- _Study material_:
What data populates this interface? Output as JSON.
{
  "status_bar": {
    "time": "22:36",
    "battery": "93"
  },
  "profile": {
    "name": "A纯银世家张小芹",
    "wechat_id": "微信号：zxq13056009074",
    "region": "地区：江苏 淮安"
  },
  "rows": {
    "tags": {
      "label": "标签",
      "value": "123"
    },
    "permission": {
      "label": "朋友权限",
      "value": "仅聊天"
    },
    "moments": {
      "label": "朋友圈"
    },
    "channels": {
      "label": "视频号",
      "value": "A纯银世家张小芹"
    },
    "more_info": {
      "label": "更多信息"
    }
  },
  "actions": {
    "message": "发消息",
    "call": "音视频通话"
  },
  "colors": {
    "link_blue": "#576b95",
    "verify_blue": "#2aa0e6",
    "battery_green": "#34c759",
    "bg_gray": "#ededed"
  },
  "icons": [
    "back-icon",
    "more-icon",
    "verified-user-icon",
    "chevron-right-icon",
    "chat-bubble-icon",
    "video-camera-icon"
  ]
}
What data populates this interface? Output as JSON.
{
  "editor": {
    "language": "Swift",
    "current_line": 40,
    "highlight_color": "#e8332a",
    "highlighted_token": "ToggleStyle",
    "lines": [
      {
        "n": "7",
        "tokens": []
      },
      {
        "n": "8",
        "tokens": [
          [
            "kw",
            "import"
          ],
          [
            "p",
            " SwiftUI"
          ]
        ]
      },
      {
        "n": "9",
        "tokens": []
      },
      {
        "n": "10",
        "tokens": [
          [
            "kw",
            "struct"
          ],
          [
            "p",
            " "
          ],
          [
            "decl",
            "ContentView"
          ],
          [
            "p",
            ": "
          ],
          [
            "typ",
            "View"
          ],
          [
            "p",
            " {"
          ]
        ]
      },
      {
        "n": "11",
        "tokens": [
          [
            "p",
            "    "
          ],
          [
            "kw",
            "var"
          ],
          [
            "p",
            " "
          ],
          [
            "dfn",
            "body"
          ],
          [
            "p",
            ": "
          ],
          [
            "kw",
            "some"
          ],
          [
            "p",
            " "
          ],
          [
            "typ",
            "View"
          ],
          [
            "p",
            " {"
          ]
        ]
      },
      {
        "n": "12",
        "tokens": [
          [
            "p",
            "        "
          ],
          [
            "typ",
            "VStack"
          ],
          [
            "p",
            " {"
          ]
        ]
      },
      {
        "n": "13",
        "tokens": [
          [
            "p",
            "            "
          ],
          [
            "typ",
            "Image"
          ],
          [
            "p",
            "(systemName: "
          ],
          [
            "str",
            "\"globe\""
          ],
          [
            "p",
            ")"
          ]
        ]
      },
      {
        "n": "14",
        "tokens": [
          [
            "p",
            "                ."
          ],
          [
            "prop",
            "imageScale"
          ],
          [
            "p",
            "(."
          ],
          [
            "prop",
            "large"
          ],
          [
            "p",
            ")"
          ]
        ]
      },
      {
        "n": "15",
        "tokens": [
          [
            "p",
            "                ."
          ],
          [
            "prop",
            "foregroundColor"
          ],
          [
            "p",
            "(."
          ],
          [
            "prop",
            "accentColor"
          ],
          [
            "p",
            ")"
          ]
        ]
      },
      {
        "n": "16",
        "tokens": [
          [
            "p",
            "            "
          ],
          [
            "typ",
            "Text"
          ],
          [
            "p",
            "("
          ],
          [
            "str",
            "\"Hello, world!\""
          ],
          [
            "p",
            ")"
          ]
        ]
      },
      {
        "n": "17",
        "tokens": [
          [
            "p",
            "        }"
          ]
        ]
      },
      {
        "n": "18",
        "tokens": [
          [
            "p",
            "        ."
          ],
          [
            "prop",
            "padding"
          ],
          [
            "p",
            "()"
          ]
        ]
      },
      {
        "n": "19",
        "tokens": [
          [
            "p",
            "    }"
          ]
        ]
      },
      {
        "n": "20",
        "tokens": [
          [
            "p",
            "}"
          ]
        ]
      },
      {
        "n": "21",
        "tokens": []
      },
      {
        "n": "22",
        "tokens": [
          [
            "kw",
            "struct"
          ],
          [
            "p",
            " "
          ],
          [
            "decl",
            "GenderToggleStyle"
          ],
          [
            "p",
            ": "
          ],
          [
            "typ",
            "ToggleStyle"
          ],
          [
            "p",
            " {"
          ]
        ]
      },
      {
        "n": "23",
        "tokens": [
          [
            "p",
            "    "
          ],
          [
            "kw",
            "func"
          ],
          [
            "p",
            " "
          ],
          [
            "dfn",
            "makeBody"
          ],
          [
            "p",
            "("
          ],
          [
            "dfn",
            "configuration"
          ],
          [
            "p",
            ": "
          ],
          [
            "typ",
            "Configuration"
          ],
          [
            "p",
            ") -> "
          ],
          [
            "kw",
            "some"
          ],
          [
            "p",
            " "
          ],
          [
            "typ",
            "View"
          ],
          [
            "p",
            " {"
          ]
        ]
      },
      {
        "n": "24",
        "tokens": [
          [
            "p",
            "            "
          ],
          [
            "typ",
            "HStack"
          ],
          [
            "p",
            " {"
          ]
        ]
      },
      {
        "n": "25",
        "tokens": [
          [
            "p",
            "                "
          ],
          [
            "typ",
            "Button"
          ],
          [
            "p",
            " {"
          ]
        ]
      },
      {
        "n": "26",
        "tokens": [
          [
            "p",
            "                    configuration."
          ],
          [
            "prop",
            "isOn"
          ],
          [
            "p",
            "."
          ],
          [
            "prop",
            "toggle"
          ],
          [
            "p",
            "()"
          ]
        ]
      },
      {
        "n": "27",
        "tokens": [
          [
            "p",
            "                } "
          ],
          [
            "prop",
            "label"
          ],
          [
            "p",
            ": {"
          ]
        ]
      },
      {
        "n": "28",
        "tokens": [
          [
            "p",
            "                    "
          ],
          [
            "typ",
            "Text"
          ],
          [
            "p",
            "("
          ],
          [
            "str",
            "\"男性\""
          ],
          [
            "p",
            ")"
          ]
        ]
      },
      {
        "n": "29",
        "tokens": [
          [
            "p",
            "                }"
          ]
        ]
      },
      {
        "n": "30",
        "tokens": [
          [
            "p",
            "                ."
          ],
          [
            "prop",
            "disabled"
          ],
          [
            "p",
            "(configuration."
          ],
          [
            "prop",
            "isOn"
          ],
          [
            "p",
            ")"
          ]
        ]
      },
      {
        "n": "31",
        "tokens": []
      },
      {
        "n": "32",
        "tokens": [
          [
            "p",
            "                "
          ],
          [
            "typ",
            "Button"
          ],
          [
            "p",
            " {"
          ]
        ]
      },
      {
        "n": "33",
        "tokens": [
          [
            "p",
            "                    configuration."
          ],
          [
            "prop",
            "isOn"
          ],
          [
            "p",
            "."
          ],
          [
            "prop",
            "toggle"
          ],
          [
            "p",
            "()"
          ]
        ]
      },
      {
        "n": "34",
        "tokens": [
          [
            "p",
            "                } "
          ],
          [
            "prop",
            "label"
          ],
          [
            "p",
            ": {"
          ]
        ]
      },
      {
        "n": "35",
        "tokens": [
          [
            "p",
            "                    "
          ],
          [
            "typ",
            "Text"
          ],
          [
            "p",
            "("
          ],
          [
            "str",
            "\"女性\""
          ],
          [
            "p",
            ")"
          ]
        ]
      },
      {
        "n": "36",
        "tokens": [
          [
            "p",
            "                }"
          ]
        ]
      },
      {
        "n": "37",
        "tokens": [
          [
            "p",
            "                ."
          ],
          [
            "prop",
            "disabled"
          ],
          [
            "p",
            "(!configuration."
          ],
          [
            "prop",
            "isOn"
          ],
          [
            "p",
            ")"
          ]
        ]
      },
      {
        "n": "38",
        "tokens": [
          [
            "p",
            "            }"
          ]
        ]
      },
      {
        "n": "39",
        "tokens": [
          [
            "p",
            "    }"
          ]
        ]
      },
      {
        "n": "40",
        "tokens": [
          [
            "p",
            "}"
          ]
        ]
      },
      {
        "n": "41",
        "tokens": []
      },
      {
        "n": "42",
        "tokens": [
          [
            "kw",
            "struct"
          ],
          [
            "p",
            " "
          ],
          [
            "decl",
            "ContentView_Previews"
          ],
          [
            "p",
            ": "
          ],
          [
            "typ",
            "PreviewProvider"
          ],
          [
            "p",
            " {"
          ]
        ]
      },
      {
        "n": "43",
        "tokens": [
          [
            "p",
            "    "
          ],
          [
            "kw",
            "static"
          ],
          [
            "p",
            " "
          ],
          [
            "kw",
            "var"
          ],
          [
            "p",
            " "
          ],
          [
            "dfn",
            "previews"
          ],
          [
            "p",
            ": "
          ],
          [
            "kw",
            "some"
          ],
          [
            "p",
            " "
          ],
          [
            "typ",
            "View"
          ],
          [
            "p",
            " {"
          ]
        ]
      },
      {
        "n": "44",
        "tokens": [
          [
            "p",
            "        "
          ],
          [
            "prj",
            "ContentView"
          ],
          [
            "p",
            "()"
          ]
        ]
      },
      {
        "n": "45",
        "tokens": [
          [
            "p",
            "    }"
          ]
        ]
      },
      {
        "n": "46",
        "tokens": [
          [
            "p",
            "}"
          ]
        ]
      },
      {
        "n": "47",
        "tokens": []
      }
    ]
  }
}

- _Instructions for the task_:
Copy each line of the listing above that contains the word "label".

- _Response_:
      "label": "标签",
      "label": "朋友权限",
      "label": "朋友圈"
      "label": "视频号",
      "label": "更多信息"
            "label"
            "label"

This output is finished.